=== Your assignment ===
When you copy the material, keep each line exactly as it appears.

=== Exercise input ===
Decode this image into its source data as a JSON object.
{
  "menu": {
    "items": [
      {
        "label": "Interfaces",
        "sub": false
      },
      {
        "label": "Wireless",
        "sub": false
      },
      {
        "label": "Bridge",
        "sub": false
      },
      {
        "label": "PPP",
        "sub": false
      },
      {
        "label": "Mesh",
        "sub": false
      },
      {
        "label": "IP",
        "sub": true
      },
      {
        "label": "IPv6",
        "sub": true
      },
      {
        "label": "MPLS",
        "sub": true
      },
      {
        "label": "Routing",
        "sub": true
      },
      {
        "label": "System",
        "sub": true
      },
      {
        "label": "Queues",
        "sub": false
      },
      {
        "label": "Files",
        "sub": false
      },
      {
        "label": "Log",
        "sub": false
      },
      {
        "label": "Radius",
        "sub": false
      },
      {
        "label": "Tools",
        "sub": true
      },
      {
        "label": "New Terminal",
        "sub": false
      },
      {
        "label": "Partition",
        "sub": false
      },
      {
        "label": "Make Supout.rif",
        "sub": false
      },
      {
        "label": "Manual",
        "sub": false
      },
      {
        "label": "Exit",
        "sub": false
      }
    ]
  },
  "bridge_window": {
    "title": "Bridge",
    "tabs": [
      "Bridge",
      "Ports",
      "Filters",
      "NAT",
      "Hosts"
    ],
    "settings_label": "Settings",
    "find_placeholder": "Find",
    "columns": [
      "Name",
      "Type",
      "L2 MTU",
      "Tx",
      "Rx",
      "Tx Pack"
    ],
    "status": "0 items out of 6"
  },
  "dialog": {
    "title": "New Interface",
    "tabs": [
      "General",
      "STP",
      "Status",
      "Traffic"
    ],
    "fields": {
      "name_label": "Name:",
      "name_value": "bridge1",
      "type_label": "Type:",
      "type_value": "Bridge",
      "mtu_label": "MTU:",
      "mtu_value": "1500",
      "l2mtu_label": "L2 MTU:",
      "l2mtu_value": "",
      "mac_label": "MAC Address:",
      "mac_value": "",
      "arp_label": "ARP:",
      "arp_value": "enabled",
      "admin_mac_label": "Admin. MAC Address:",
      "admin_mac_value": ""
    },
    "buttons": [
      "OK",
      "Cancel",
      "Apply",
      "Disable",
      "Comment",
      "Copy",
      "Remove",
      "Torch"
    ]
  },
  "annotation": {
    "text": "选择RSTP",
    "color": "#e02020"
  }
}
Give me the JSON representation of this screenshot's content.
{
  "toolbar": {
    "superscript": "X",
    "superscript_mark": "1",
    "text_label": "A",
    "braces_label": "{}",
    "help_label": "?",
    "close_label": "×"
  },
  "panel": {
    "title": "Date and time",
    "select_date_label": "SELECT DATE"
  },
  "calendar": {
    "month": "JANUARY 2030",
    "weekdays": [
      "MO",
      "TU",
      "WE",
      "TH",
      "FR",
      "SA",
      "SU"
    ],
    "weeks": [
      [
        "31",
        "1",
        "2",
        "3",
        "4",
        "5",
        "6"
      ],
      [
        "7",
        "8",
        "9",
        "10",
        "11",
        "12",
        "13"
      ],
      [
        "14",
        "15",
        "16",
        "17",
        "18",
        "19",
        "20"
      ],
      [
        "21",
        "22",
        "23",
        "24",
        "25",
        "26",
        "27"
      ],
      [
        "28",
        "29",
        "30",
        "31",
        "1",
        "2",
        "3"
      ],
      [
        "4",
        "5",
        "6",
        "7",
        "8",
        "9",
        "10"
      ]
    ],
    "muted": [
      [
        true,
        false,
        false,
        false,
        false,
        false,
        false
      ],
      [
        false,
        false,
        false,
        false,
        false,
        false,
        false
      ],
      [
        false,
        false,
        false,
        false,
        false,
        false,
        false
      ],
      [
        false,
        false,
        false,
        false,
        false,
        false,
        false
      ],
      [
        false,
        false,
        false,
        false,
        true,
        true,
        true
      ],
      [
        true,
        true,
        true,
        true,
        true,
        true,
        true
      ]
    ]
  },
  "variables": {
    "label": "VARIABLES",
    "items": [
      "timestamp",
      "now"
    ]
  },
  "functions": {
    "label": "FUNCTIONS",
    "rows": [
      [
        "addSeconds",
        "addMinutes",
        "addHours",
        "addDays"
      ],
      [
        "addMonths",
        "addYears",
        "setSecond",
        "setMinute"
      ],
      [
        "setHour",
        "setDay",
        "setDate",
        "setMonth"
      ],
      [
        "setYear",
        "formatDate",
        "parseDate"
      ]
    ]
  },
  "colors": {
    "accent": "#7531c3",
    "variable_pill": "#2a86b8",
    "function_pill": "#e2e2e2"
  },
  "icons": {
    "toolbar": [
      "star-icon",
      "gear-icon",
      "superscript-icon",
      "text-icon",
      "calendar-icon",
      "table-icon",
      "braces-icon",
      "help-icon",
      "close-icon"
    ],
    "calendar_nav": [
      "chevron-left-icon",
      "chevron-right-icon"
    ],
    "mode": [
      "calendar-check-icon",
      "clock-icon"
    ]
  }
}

=== Answer space ===
Decode this image into its source data as a JSON object.
{
  "menu": {
    "items": [
      {
        "label": "Interfaces",
        "sub": false
      },
      {
        "label": "Wireless",
        "sub": false
      },
      {
        "label": "Bridge",
        "sub": false
      },
      {
        "label": "PPP",
        "sub": false
      },
      {
        "label": "Mesh",
        "sub": false
      },
      {
        "label": "IP",
        "sub": true
      },
      {
        "label": "IPv6",
        "sub": true
      },
      {
        "label": "MPLS",
        "sub": true
      },
      {
        "label": "Routing",
        "sub": true
      },
      {
        "label": "System",
        "sub": true
      },
      {
        "label": "Queues",
        "sub": false
      },
      {
        "label": "Files",
        "sub": false
      },
      {
        "label": "Log",
        "sub": false
      },
      {
        "label": "Radius",
        "sub": false
      },
      {
        "label": "Tools",
        "sub": true
      },
      {
        "label": "New Terminal",
        "sub": false
      },
      {
        "label": "Partition",
        "sub": false
      },
      {
        "label": "Make Supout.rif",
        "sub": false
      },
      {
        "label": "Manual",
        "sub": false
      },
      {
        "label": "Exit",
        "sub": false
      }
    ]
  },
  "bridge_window": {
    "title": "Bridge",
    "tabs": [
      "Bridge",
      "Ports",
      "Filters",
      "NAT",
      "Hosts"
    ],
    "settings_label": "Settings",
    "find_placeholder": "Find",
    "columns": [
      "Name",
      "Type",
      "L2 MTU",
      "Tx",
      "Rx",
      "Tx Pack"
    ],
    "status": "0 items out of 6"
  },
  "dialog": {
    "title": "New Interface",
    "tabs": [
      "General",
      "STP",
      "Status",
      "Traffic"
    ],
    "fields": {
      "name_label": "Name:",
      "name_value": "bridge1",
      "type_label": "Type:",
      "type_value": "Bridge",
      "mtu_label": "MTU:",
      "mtu_value": "1500",
      "l2mtu_label": "L2 MTU:",
      "l2mtu_value": "",
      "mac_label": "MAC Address:",
      "mac_value": "",
      "arp_label": "ARP:",
      "arp_value": "enabled",
      "admin_mac_label": "Admin. MAC Address:",
      "admin_mac_value": ""
    },
    "buttons": [
      "OK",
      "Cancel",
      "Apply",
      "Disable",
      "Comment",
      "Copy",
      "Remove",
      "Torch"
    ]
  },
  "annotation": {
    "text": "选择RSTP",
    "color": "#e02020"
  }
}
Give me the JSON representation of this screenshot's content.
{
  "toolbar": {
    "superscript": "X",
    "superscript_mark": "1",
    "text_label": "A",
    "braces_label": "{}",
    "help_label": "?",
    "close_label": "×"
  },
  "panel": {
    "title": "Date and time",
    "select_date_label": "SELECT DATE"
  },
  "calendar": {
    "month": "JANUARY 2030",
    "weekdays": [
      "MO",
      "TU",
      "WE",
      "TH",
      "FR",
      "SA",
      "SU"
    ],
    "weeks": [
      [
        "31",
        "1",
        "2",
        "3",
        "4",
        "5",
        "6"
      ],
      [
        "7",
        "8",
        "9",
        "10",
        "11",
        "12",
        "13"
      ],
      [
        "14",
        "15",
        "16",
        "17",
        "18",
        "19",
        "20"
      ],
      [
        "21",
        "22",
        "23",
        "24",
        "25",
        "26",
        "27"
      ],
      [
        "28",
        "29",
        "30",
        "31",
        "1",
        "2",
        "3"
      ],
      [
        "4",
        "5",
        "6",
        "7",
        "8",
        "9",
        "10"
      ]
    ],
    "muted": [
      [
        true,
        false,
        false,
        false,
        false,
        false,
        false
      ],
      [
        false,
        false,
        false,
        false,
        false,
        false,
        false
      ],
      [
        false,
        false,
        false,
        false,
        false,
        false,
        false
      ],
      [
        false,
        false,
        false,
        false,
        false,
        false,
        false
      ],
      [
        false,
        false,
        false,
        false,
        true,
        true,
        true
      ],
      [
        true,
        true,
        true,
        true,
        true,
        true,
        true
      ]
    ]
  },
  "variables": {
    "label": "VARIABLES",
    "items": [
      "timestamp",
      "now"
    ]
  },
  "functions": {
    "label": "FUNCTIONS",
    "rows": [
      [
        "addSeconds",
        "addMinutes",
        "addHours",
        "addDays"
      ],
      [
        "addMonths",
        "addYears",
        "setSecond",
        "setMinute"
      ],
      [
        "setHour",
        "setDay",
        "setDate",
        "setMonth"
      ],
      [
        "setYear",
        "formatDate",
        "parseDate"
      ]
    ]
  },
  "colors": {
    "accent": "#7531c3",
    "variable_pill": "#2a86b8",
    "function_pill": "#e2e2e2"
  },
  "icons": {
    "toolbar": [
      "star-icon",
      "gear-icon",
      "superscript-icon",
      "text-icon",
      "calendar-icon",
      "table-icon",
      "braces-icon",
      "help-icon",
      "close-icon"
    ],
    "calendar_nav": [
      "chevron-left-icon",
      "chevron-right-icon"
    ],
    "mode": [
      "calendar-check-icon",
      "clock-icon"
    ]
  }
}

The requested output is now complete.